Second round: preliminary analysis at home (hotel room). Optimally, you should have a chess engine and a coach/second/friend to discuss the game with. Sometimes you can skip the post-mortem with your opponent, but this second round is a must. Don’t get too carried away: at this stage your goal is to fix some critical mistakes (bad time management, forgotten opening lines, poor tactics vision, etc.) in order to avoid them in the following rounds. Important: you have to review ALL the games. Some people think that if they won quickly, then there is nothing to look at – everything was great. Or, another shortcoming, some people don’t want to review their losses, because it depresses them. A strong chess player should be merciless towards himself, but in a constructive way: don’t blame yourself, just try to perform better next time.

How does one analyze? There are many options. Some people write down their emotions and plans that they had in mind during the game. Others simply jot down the main lines they had been calculating. It depends on your working style and on the amount of time that you have at your disposal.  Also, you should assess your emotional state before and after the game. This will help you see the whole picture. As you all know, psychology plays a vital role in chess.

After a preliminary analysis you should leave the game alone and start preparing for the next round. Don’t waste your energy on things that don’t matter anymore: “could I have saved that endgame?”, “what if I played c5 instead of e5 on move 1?”, “is there a middlegame plan that could have helped me trick the opponent?”. Also, don’t get too upset about losses/missed wins. What’s done cannot be undone. You can’t change the past, but you can affect the future.

Deep analysis

When the tournament is over, you can start working on increasing your chess mastery by correcting the weak spots in your game. Again, there are numerous ways of doing it. For example, you can start by analyzing the game yourself and then check your ideas with the chess engine. If you are lazy or don’t have enough time, you can analyze with the chess engine right away (not recommended for sub-master level). Performing some sort of automatic analysis is a strict no-no (some chess engines have those seemingly appealing modes – “the computer will take 30 seconds to review each of your moves and offer recommendations”). Your brain will degrade if you rely too much on computer evaluations.
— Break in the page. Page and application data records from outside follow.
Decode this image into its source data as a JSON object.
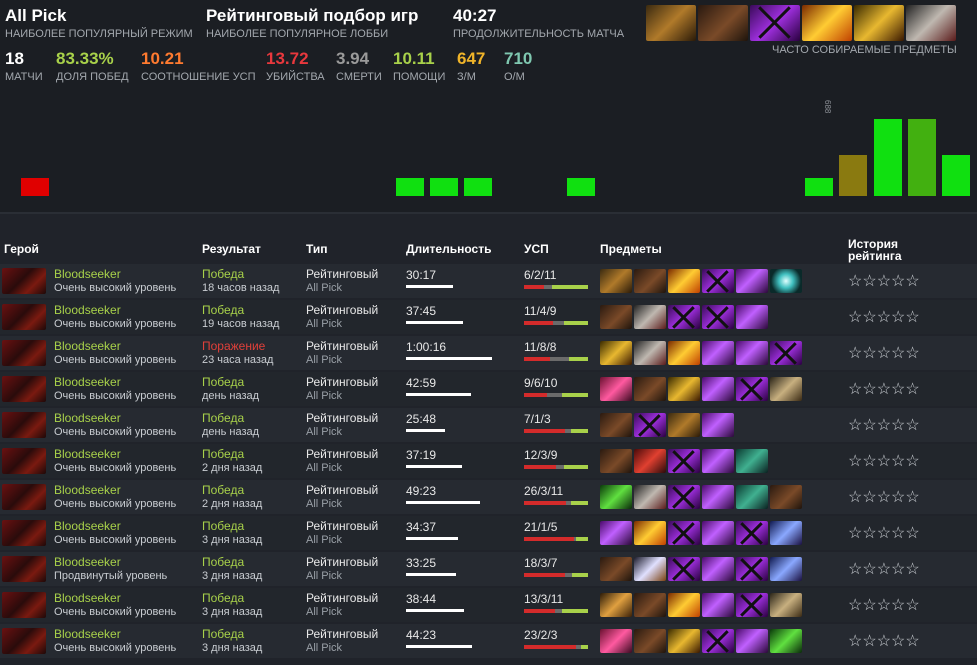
{
  "header": {
    "mode": {
      "value": "All Pick",
      "label": "НАИБОЛЕЕ ПОПУЛЯРНЫЙ РЕЖИМ"
    },
    "lobby": {
      "value": "Рейтинговый подбор игр",
      "label": "НАИБОЛЕЕ ПОПУЛЯРНОЕ ЛОББИ"
    },
    "duration": {
      "value": "40:27",
      "label": "ПРОДОЛЖИТЕЛЬНОСТЬ МАТЧА"
    },
    "frequent_items_label": "ЧАСТО СОБИРАЕМЫЕ ПРЕДМЕТЫ",
    "frequent_items": [
      "claws-icon",
      "boots-icon",
      "blade-icon",
      "fire-sword-icon",
      "helm-icon",
      "skull-icon"
    ]
  },
  "stats": [
    {
      "value": "18",
      "label": "МАТЧИ",
      "color": "#ffffff"
    },
    {
      "value": "83.33%",
      "label": "ДОЛЯ ПОБЕД",
      "color": "#a8d14a"
    },
    {
      "value": "10.21",
      "label": "СООТНОШЕНИЕ УСП",
      "color": "#ff7a2f"
    },
    {
      "value": "13.72",
      "label": "УБИЙСТВА",
      "color": "#e8383d"
    },
    {
      "value": "3.94",
      "label": "СМЕРТИ",
      "color": "#9a9a9a"
    },
    {
      "value": "10.11",
      "label": "ПОМОЩИ",
      "color": "#a8d14a"
    },
    {
      "value": "647",
      "label": "З/М",
      "color": "#f0b429"
    },
    {
      "value": "710",
      "label": "О/М",
      "color": "#7fc8b0"
    }
  ],
  "histogram": {
    "label": "688",
    "colors": {
      "loss": "#e00000",
      "win": "#10e010",
      "win_dark": "#42b010",
      "peak": "#8a7a10"
    },
    "bars": [
      {
        "level": 0.24,
        "kind": "loss"
      },
      {
        "level": 0,
        "kind": "none"
      },
      {
        "level": 0,
        "kind": "none"
      },
      {
        "level": 0,
        "kind": "none"
      },
      {
        "level": 0,
        "kind": "none"
      },
      {
        "level": 0,
        "kind": "none"
      },
      {
        "level": 0,
        "kind": "none"
      },
      {
        "level": 0,
        "kind": "none"
      },
      {
        "level": 0,
        "kind": "none"
      },
      {
        "level": 0,
        "kind": "none"
      },
      {
        "level": 0,
        "kind": "none"
      },
      {
        "level": 0.24,
        "kind": "win"
      },
      {
        "level": 0.24,
        "kind": "win"
      },
      {
        "level": 0.24,
        "kind": "win"
      },
      {
        "level": 0,
        "kind": "none"
      },
      {
        "level": 0,
        "kind": "none"
      },
      {
        "level": 0.24,
        "kind": "win"
      },
      {
        "level": 0,
        "kind": "none"
      },
      {
        "level": 0,
        "kind": "none"
      },
      {
        "level": 0,
        "kind": "none"
      },
      {
        "level": 0,
        "kind": "none"
      },
      {
        "level": 0,
        "kind": "none"
      },
      {
        "level": 0,
        "kind": "none"
      },
      {
        "level": 0.24,
        "kind": "win"
      },
      {
        "level": 0.53,
        "kind": "peak"
      },
      {
        "level": 1.0,
        "kind": "win"
      },
      {
        "level": 1.0,
        "kind": "win_dark"
      },
      {
        "level": 0.53,
        "kind": "win"
      }
    ]
  },
  "table": {
    "columns": {
      "hero": "Герой",
      "result": "Результат",
      "type": "Тип",
      "duration": "Длительность",
      "kda": "УСП",
      "items": "Предметы",
      "rating": "История рейтинга"
    },
    "rows": [
      {
        "hero": "Bloodseeker",
        "level": "Очень высокий уровень",
        "result": "Победа",
        "win": true,
        "ago": "18 часов назад",
        "type": "Рейтинговый",
        "mode": "All Pick",
        "duration": "30:17",
        "dur_frac": 0.55,
        "kda": "6/2/11",
        "kda_parts": [
          0.32,
          0.11,
          0.57
        ],
        "items": [
          "claws",
          "boots",
          "fire",
          "x",
          "blade",
          "glow"
        ]
      },
      {
        "hero": "Bloodseeker",
        "level": "Очень высокий уровень",
        "result": "Победа",
        "win": true,
        "ago": "19 часов назад",
        "type": "Рейтинговый",
        "mode": "All Pick",
        "duration": "37:45",
        "dur_frac": 0.66,
        "kda": "11/4/9",
        "kda_parts": [
          0.46,
          0.17,
          0.37
        ],
        "items": [
          "boots",
          "skull",
          "x",
          "x",
          "blade"
        ]
      },
      {
        "hero": "Bloodseeker",
        "level": "Очень высокий уровень",
        "result": "Поражение",
        "win": false,
        "ago": "23 часа назад",
        "type": "Рейтинговый",
        "mode": "All Pick",
        "duration": "1:00:16",
        "dur_frac": 1.0,
        "kda": "11/8/8",
        "kda_parts": [
          0.41,
          0.3,
          0.29
        ],
        "items": [
          "helm",
          "skull",
          "fire",
          "blade",
          "blade",
          "x"
        ]
      },
      {
        "hero": "Bloodseeker",
        "level": "Очень высокий уровень",
        "result": "Победа",
        "win": true,
        "ago": "день назад",
        "type": "Рейтинговый",
        "mode": "All Pick",
        "duration": "42:59",
        "dur_frac": 0.75,
        "kda": "9/6/10",
        "kda_parts": [
          0.36,
          0.24,
          0.4
        ],
        "items": [
          "pink",
          "boots",
          "helm",
          "blade",
          "x",
          "scroll"
        ]
      },
      {
        "hero": "Bloodseeker",
        "level": "Очень высокий уровень",
        "result": "Победа",
        "win": true,
        "ago": "день назад",
        "type": "Рейтинговый",
        "mode": "All Pick",
        "duration": "25:48",
        "dur_frac": 0.45,
        "kda": "7/1/3",
        "kda_parts": [
          0.64,
          0.09,
          0.27
        ],
        "items": [
          "boots",
          "x",
          "claws",
          "blade"
        ]
      },
      {
        "hero": "Bloodseeker",
        "level": "Очень высокий уровень",
        "result": "Победа",
        "win": true,
        "ago": "2 дня назад",
        "type": "Рейтинговый",
        "mode": "All Pick",
        "duration": "37:19",
        "dur_frac": 0.65,
        "kda": "12/3/9",
        "kda_parts": [
          0.5,
          0.13,
          0.37
        ],
        "items": [
          "boots",
          "red",
          "x",
          "blade",
          "teal"
        ]
      },
      {
        "hero": "Bloodseeker",
        "level": "Очень высокий уровень",
        "result": "Победа",
        "win": true,
        "ago": "2 дня назад",
        "type": "Рейтинговый",
        "mode": "All Pick",
        "duration": "49:23",
        "dur_frac": 0.86,
        "kda": "26/3/11",
        "kda_parts": [
          0.65,
          0.08,
          0.27
        ],
        "items": [
          "green",
          "skull",
          "x",
          "blade",
          "teal",
          "boots"
        ]
      },
      {
        "hero": "Bloodseeker",
        "level": "Очень высокий уровень",
        "result": "Победа",
        "win": true,
        "ago": "3 дня назад",
        "type": "Рейтинговый",
        "mode": "All Pick",
        "duration": "34:37",
        "dur_frac": 0.6,
        "kda": "21/1/5",
        "kda_parts": [
          0.78,
          0.04,
          0.18
        ],
        "items": [
          "blade",
          "fire",
          "x",
          "blade",
          "x",
          "blue"
        ]
      },
      {
        "hero": "Bloodseeker",
        "level": "Продвинутый уровень",
        "result": "Победа",
        "win": true,
        "ago": "3 дня назад",
        "type": "Рейтинговый",
        "mode": "All Pick",
        "duration": "33:25",
        "dur_frac": 0.58,
        "kda": "18/3/7",
        "kda_parts": [
          0.64,
          0.11,
          0.25
        ],
        "items": [
          "boots",
          "sword",
          "x",
          "blade",
          "x",
          "blue"
        ]
      },
      {
        "hero": "Bloodseeker",
        "level": "Очень высокий уровень",
        "result": "Победа",
        "win": true,
        "ago": "3 дня назад",
        "type": "Рейтинговый",
        "mode": "All Pick",
        "duration": "38:44",
        "dur_frac": 0.67,
        "kda": "13/3/11",
        "kda_parts": [
          0.48,
          0.11,
          0.41
        ],
        "items": [
          "rod",
          "boots",
          "fire",
          "blade",
          "x",
          "scroll"
        ]
      },
      {
        "hero": "Bloodseeker",
        "level": "Очень высокий уровень",
        "result": "Победа",
        "win": true,
        "ago": "3 дня назад",
        "type": "Рейтинговый",
        "mode": "All Pick",
        "duration": "44:23",
        "dur_frac": 0.77,
        "kda": "23/2/3",
        "kda_parts": [
          0.82,
          0.07,
          0.11
        ],
        "items": [
          "pink",
          "boots",
          "helm",
          "x",
          "blade",
          "green"
        ]
      }
    ],
    "kda_colors": [
      "#d42b2b",
      "#6b6b6b",
      "#a8d14a"
    ],
    "stars": "☆☆☆☆☆"
  }
}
Remember that a PC won’t be at your fingertips during the tournament, so you have to learn to make choices on your own, without the guidance of our electronic assistants. Also, like I have already mentioned, we have to enhance our experience and knowledge by understanding certain principles and game situations, while computers have a unique solution to each particular situation. We can’t afford to follow in their footsteps, because our calculative skills are much worse.

During deep analysis you should find new ideas, the right continuations, outright blunders and hidden inaccuracies. Also, like a doctor, you should come up with a diagnosis: how the game proceeded, why, what “medicines” you should self-prescribe. Of course, having a coach is also helpful, because not all of us have the required expertise and objectivity.
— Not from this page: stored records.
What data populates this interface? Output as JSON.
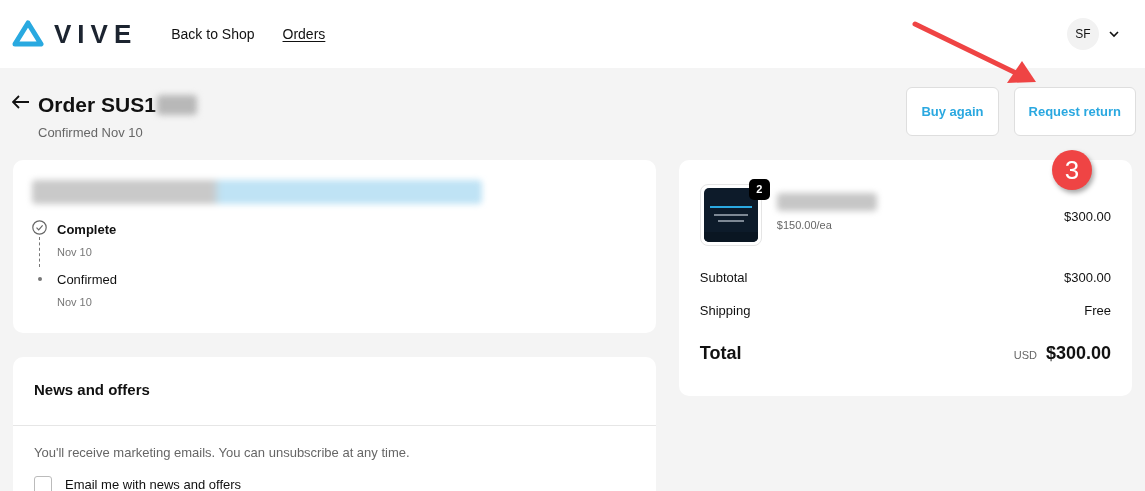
{
  "header": {
    "brand": "VIVE",
    "nav": [
      {
        "label": "Back to Shop",
        "selected": false
      },
      {
        "label": "Orders",
        "selected": true
      }
    ],
    "avatar": "SF"
  },
  "order": {
    "title": "Order SUS1",
    "subtitle": "Confirmed Nov 10",
    "actions": [
      "Buy again",
      "Request return"
    ]
  },
  "status_card": {
    "timeline": [
      {
        "kind": "complete",
        "label": "Complete",
        "date": "Nov 10"
      },
      {
        "kind": "step",
        "label": "Confirmed",
        "date": "Nov 10"
      }
    ]
  },
  "news": {
    "title": "News and offers",
    "text": "You'll receive marketing emails. You can unsubscribe at any time.",
    "checkbox": {
      "label": "Email me with news and offers",
      "checked": false
    }
  },
  "summary": {
    "item": {
      "quantity": "2",
      "unit_price": "$150.00/ea",
      "price": "$300.00"
    },
    "rows": [
      {
        "label": "Subtotal",
        "value": "$300.00"
      },
      {
        "label": "Shipping",
        "value": "Free"
      }
    ],
    "total": {
      "label": "Total",
      "currency": "USD",
      "value": "$300.00"
    }
  },
  "annotation": {
    "step": "3"
  }
}
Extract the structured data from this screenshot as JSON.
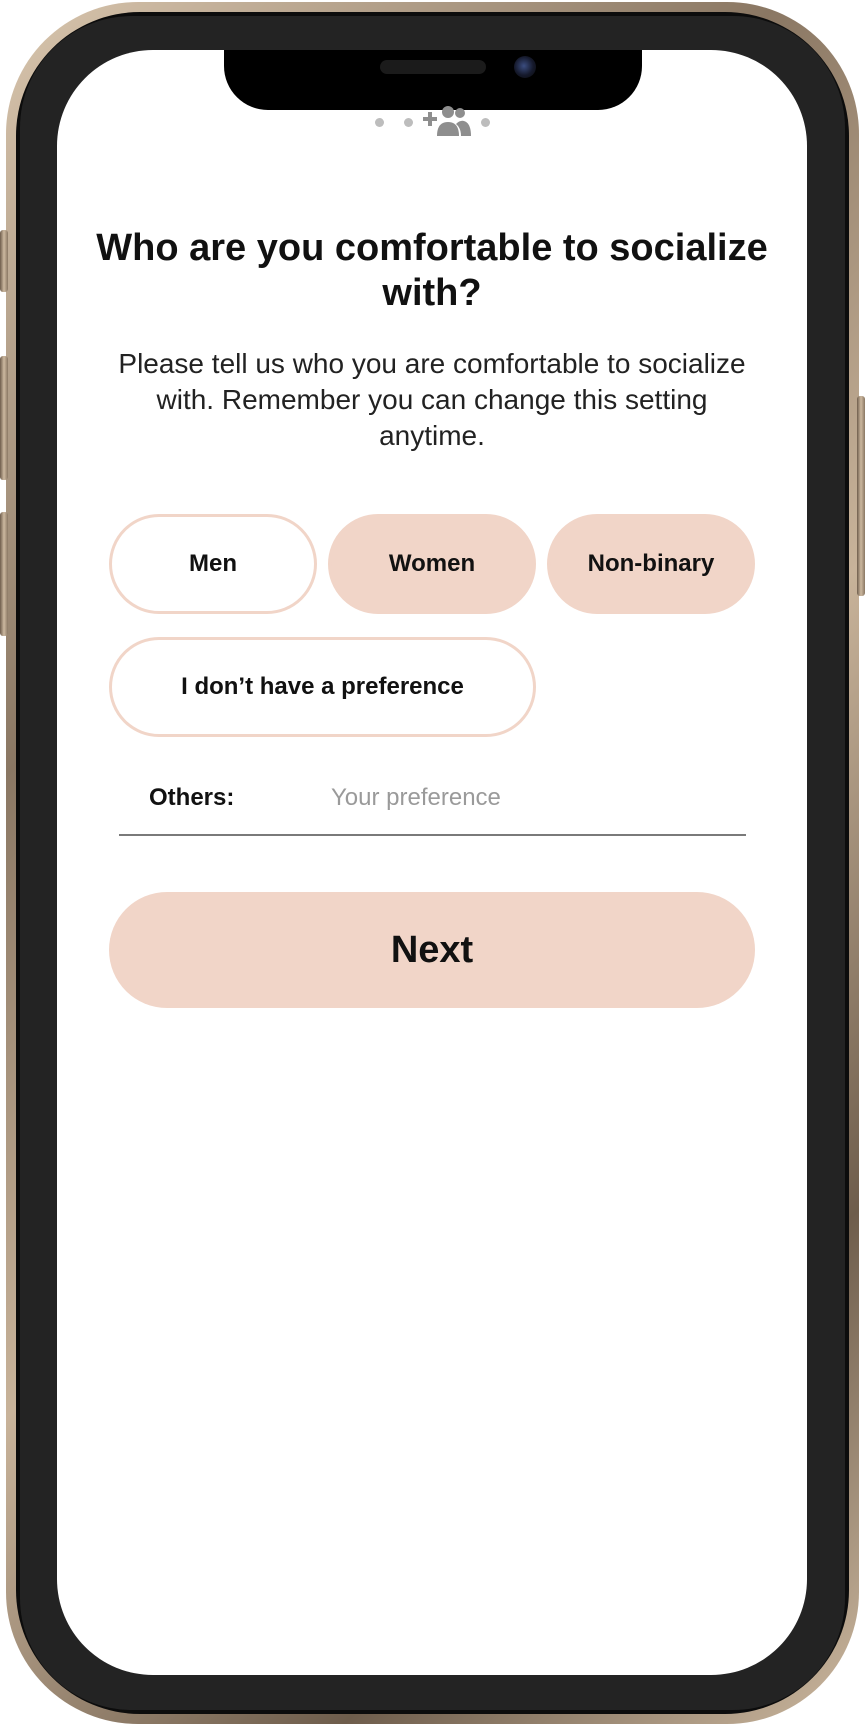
{
  "progress": {
    "total_steps": 4,
    "current_step": 3,
    "step_icon": "add-group-icon"
  },
  "screen": {
    "title": "Who are you comfortable to socialize with?",
    "subtitle": "Please tell us who you are comfortable to socialize with. Remember you can change this setting anytime."
  },
  "options": [
    {
      "label": "Men",
      "selected": false
    },
    {
      "label": "Women",
      "selected": true
    },
    {
      "label": "Non-binary",
      "selected": true
    },
    {
      "label": "I don’t have a preference",
      "selected": false
    }
  ],
  "others": {
    "label": "Others:",
    "placeholder": "Your preference",
    "value": ""
  },
  "next_button": {
    "label": "Next"
  },
  "colors": {
    "accent": "#f1d5c8",
    "text": "#111111",
    "placeholder": "#9a9a9a",
    "progress_dot": "#bdbdbd"
  }
}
By comparing your preliminary and deep analysis you can arrive at the right conclusions on what was going on, what you did wrong and why. Reminder: apart from the moves, ponder your psychological and physical states. Sometimes there are trivial matters that greatly affect the playing strength: you were nervous after being late for the game and having to run from the hotel room to the tournament hall; you didn’t eat well enough; your opponent won three games against you before, so your brain mentally gave up in advance, etc.
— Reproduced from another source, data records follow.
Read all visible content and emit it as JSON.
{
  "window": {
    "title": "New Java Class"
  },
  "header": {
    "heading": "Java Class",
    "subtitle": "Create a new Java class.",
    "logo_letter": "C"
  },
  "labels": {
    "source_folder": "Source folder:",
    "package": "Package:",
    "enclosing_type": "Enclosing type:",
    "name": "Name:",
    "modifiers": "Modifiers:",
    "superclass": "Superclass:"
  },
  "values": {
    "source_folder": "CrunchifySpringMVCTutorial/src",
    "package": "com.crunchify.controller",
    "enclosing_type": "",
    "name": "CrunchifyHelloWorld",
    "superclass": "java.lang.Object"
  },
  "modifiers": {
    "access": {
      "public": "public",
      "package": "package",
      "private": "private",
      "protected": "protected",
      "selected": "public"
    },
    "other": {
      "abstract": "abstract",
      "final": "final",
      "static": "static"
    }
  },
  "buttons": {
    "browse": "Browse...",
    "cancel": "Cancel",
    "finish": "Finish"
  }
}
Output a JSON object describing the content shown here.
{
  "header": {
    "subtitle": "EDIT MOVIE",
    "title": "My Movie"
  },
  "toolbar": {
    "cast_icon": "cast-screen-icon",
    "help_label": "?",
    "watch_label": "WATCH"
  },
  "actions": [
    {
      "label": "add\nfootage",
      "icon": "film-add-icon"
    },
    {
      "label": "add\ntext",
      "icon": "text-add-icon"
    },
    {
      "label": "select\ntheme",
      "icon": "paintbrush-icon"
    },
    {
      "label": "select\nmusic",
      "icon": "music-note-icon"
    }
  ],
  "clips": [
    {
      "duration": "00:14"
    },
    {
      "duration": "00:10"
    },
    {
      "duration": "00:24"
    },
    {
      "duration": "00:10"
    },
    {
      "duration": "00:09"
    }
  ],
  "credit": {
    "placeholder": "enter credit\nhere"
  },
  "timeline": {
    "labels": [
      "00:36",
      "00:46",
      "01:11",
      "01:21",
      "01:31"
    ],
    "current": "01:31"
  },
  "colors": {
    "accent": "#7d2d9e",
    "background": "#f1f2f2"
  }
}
Chess is a complicated game, so even a deep analysis can sometimes include mistakes. For example, you might remember how the readers of Garry Kasparov’s “My great predecessors” books used to send him their suggestions and improvements which were included in the later editions. However, while perfection knows no limits, studying your own games carefully is the key to becoming a better player.